    Taking into account the heart's high metabolic demand, it comes as no surprise that cardiovascular diseases involve marked changes in myocardial metabolism. Many studies have assessed the metabolic changes that take place in the heart during the progression to heart failure, assessing animal models of cardiac hypertrophy and failure, as well as patients with heart failure. Though the results have not always been consistent, the consensus is that fatty Gilteritinib use is decreased in almost all models of hypertrophy and heart failure, and this is most often accompanied with an increase in glycolysis and glucose oxidation. Patients with idiopathic dilated cardiomyopathy, who exhibited systolic dysfunction, showed decreases in markers of fatty acid utilization and evidence for increased glucose use [121,122]. Similarly left ventricular hypertrophy, induced by aortic banding or by myocardial infarction, is associated with decreased fatty acid oxidation and increased glucose use [123,124]. It is important to note that the progression to heart failure is a slow, complex process and, for this reason, the metabolic changes observed in cardiac hypertrophy and heart failure will vary depending on aetiology, progression, and severity and stage of disease. In pathologic hypertrophy, hypoxia induces HIF-1α expression [125], which plays an important role in reprogramming myocardial metabolism.

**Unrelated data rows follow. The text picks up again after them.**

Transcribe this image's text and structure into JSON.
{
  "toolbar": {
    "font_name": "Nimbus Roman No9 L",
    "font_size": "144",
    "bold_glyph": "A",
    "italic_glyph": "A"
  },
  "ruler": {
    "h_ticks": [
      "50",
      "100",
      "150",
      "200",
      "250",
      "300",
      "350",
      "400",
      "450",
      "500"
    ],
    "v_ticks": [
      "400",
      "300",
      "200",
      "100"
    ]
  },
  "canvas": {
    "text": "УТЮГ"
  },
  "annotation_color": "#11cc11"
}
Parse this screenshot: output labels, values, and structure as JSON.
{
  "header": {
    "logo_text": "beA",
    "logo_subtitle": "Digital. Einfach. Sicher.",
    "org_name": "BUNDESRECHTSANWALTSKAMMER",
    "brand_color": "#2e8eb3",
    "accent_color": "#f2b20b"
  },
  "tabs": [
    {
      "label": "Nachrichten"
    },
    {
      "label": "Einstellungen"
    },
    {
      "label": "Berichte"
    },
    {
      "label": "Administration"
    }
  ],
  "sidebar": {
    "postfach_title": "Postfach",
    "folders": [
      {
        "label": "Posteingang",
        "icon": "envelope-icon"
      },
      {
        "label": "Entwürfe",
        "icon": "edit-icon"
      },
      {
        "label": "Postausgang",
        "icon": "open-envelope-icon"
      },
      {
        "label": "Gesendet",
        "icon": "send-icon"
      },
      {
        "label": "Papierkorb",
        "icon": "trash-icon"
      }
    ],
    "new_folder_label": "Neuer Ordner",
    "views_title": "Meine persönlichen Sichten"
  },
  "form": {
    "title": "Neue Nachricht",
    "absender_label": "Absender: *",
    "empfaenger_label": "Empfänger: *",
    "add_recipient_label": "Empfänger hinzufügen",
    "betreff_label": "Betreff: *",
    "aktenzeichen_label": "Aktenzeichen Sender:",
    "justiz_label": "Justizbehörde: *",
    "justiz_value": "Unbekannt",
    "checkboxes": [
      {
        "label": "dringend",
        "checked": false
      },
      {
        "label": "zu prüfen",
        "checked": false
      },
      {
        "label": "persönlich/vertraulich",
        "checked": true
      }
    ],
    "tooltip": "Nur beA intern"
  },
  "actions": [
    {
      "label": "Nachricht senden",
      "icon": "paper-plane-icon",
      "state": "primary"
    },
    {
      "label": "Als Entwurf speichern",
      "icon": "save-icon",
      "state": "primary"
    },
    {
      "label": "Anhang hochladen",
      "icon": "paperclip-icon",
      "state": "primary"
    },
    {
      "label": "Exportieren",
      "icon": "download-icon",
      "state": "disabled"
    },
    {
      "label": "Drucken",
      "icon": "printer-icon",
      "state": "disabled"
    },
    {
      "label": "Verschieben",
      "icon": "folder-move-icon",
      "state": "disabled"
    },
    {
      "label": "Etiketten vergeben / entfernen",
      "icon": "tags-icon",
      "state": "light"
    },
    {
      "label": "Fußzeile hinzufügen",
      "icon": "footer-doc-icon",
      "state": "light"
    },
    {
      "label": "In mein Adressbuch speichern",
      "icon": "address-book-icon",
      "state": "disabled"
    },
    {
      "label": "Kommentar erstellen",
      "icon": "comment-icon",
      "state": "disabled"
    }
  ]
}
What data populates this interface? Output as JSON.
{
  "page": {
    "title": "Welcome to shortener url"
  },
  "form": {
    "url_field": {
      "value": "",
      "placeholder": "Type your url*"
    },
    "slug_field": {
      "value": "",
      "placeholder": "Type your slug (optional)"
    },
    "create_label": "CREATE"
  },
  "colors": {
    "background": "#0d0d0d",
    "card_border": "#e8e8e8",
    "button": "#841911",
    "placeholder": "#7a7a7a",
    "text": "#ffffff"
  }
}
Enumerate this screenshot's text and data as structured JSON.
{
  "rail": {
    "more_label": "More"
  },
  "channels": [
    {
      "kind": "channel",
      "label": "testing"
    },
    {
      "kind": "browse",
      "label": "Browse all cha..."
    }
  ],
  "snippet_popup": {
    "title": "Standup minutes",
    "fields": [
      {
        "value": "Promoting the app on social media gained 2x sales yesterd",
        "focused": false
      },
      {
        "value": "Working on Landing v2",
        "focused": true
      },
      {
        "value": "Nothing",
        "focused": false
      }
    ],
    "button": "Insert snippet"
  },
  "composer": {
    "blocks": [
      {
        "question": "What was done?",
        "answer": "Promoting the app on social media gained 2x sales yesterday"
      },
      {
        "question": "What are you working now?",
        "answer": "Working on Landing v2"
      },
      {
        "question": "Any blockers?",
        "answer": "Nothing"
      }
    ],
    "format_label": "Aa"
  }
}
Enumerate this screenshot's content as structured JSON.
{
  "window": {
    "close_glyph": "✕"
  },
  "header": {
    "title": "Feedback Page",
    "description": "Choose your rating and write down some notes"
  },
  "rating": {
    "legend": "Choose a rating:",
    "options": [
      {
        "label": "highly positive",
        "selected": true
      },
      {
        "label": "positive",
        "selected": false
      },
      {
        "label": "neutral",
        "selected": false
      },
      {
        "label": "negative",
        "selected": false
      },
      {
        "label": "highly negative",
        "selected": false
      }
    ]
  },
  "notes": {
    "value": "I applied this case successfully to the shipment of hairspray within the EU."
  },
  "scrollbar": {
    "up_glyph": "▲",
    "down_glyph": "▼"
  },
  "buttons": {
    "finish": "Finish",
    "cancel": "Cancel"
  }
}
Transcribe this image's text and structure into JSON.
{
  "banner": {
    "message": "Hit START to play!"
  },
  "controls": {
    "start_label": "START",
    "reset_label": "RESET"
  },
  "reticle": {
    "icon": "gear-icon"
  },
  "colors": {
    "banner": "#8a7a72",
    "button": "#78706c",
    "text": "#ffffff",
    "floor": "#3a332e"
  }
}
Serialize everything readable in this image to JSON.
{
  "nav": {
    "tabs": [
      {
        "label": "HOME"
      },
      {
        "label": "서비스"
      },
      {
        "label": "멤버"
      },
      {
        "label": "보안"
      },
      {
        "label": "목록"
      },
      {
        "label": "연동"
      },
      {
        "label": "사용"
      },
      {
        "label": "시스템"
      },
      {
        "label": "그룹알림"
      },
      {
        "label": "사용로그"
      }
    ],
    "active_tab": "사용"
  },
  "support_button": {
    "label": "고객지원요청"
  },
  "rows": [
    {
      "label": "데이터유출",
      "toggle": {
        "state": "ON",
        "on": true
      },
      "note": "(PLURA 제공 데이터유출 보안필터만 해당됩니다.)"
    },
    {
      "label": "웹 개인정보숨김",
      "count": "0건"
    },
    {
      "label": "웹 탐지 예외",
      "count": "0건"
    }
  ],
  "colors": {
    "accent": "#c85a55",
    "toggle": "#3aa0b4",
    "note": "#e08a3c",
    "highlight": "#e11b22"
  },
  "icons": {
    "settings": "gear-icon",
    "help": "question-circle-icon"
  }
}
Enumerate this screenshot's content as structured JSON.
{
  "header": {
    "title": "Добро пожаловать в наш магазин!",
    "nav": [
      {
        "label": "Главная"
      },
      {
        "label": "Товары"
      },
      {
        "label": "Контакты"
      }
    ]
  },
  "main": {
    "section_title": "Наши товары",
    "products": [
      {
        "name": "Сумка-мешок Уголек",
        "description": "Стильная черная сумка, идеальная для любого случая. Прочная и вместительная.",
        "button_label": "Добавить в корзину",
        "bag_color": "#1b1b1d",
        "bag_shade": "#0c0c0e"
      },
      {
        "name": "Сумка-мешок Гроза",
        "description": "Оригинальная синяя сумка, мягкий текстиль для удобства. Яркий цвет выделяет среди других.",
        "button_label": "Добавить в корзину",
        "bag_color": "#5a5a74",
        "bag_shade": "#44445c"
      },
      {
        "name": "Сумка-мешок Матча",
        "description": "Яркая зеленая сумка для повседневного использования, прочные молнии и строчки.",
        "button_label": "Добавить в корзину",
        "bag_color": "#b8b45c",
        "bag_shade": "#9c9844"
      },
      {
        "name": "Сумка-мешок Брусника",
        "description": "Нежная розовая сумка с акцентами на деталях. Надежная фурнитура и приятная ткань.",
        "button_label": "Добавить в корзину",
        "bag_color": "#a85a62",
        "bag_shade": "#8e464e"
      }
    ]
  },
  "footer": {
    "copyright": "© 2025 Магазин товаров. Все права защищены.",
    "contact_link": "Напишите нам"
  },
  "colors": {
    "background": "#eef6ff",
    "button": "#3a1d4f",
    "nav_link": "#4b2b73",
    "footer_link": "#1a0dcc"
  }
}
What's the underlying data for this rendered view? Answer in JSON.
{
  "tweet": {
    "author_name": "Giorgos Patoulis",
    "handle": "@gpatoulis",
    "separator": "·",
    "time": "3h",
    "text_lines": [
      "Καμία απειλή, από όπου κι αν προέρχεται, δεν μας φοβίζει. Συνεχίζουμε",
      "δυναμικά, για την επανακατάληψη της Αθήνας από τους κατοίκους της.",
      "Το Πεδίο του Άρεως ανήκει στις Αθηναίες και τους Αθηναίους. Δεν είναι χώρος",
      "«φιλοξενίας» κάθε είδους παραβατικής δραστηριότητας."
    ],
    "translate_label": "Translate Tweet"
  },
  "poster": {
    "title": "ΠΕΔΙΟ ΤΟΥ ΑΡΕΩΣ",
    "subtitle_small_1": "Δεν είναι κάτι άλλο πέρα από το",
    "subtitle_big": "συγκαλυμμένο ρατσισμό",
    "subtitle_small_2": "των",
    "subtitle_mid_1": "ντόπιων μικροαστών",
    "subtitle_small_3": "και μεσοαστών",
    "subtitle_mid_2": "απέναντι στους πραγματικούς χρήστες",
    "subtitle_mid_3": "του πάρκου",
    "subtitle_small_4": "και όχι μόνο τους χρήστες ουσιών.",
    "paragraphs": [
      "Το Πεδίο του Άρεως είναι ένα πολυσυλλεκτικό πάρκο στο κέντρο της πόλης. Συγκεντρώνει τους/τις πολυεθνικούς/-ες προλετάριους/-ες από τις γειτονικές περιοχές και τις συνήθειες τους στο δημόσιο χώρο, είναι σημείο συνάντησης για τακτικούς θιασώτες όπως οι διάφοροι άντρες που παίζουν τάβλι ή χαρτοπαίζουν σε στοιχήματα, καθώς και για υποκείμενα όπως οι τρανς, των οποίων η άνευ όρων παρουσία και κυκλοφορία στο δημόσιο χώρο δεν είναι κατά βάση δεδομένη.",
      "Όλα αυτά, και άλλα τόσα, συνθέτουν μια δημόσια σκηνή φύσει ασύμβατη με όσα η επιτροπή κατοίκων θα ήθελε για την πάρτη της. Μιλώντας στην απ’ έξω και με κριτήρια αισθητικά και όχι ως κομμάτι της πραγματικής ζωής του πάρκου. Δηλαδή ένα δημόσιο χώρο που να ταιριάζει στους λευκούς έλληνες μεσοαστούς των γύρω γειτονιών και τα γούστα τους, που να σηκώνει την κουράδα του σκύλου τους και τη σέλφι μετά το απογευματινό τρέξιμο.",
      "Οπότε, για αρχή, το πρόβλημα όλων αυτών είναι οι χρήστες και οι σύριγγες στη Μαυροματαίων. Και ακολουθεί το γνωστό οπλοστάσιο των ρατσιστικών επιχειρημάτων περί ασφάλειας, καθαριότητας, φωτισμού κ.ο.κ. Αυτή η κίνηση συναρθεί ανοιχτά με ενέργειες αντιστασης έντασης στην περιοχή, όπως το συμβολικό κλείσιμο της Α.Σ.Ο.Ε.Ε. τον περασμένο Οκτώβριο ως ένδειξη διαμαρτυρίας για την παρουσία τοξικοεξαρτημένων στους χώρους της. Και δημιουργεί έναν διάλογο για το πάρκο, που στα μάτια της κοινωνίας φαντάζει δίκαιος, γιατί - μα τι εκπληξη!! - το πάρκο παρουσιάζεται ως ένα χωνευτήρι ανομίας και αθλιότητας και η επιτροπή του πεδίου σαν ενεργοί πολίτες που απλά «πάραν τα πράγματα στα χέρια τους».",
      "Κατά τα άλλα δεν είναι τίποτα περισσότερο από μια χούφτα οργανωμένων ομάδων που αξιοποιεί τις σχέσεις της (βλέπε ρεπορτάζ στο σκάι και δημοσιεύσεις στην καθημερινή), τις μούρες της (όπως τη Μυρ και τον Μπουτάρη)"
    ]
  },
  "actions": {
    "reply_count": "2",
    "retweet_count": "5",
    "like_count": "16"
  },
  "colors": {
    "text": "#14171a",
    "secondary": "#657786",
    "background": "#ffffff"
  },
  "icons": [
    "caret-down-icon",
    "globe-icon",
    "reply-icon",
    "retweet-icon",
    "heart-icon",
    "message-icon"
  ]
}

The initial metabolic reprogramming, which involves an adaptive increase in glucose uptake and glycolysis, is likely to be due to the hypoxia that results from the mismatch between oxygen supply and demand [126]. The transition to heart failure involves changes in metabolic targets involved in glycolysis and PDH flux in patients at the later stages of hypertrophy [86]. Additionally, the transition to heart failure has also been associated with changes in fatty acid oxidation markers, namely PPARα targets [127]. Diabetes is a growing concern worldwide and a systemic metabolic disease, which has been recognised as an independent risk factor for the development of heart failure, with a significant decrease in survival rate following MI compared to non-diabetic patients [[128], [129], [130]]. Diabetic cardiomyopathy (DCM) is a specific pathology associated with diabetes mellitus, which is characterised by structural and functional cardiac changes, including fibrosis, ventricular dilation and diastolic dysfunction [131]. In diabetes mellitus, energy metabolism is greatly re-shaped, due to a dysregulation of glucose metabolism and fatty acid metabolism. From a metabolic perspective, type 2 diabetes is characterised by increased cardiac fatty acid oxidation and an inability to use glucose due to insulin resistance [132], and as a consequence, cardiac metabolic flexibility is impaired [59]. It is likely that early in obesity, prior to type 2 diabetes, the changes in substrate use relate to substrate availability, namely the increase in circulating fatty acids and triglycerides. This, however, leads to an adaptation of the cardiac metabolic machinery in response to changing conditions, leading to decreased glucose use as a result of increased fatty acid use via the Randle cycle [129,133]. The resulting hyperglycaemia and hyperlipidaemia, together with insulin resistance, lead to changes in the expression and translocation of GLUT4 and FAT/CD36, with increased translocation of FAT/CD36 towards the sarcolemma and decreased sarcolemmal GLUT4 [134]. Increased fatty acid uptake is associated with increased fatty acid oxidation, activation of PPARα and its fatty acid metabolism target genes and increased lipid storage. These fatty acid metabolic changes ultimately result in a decreased ability to use glucose, and an associated loss of diastolic function, which has been observed in rodent models of obesity with insulin resistance [135], diabetes [136] and in patients with type 2 diabetes with no concomitant cardiovascular symptoms [137].
    HIF signalling in cardiovascular diseases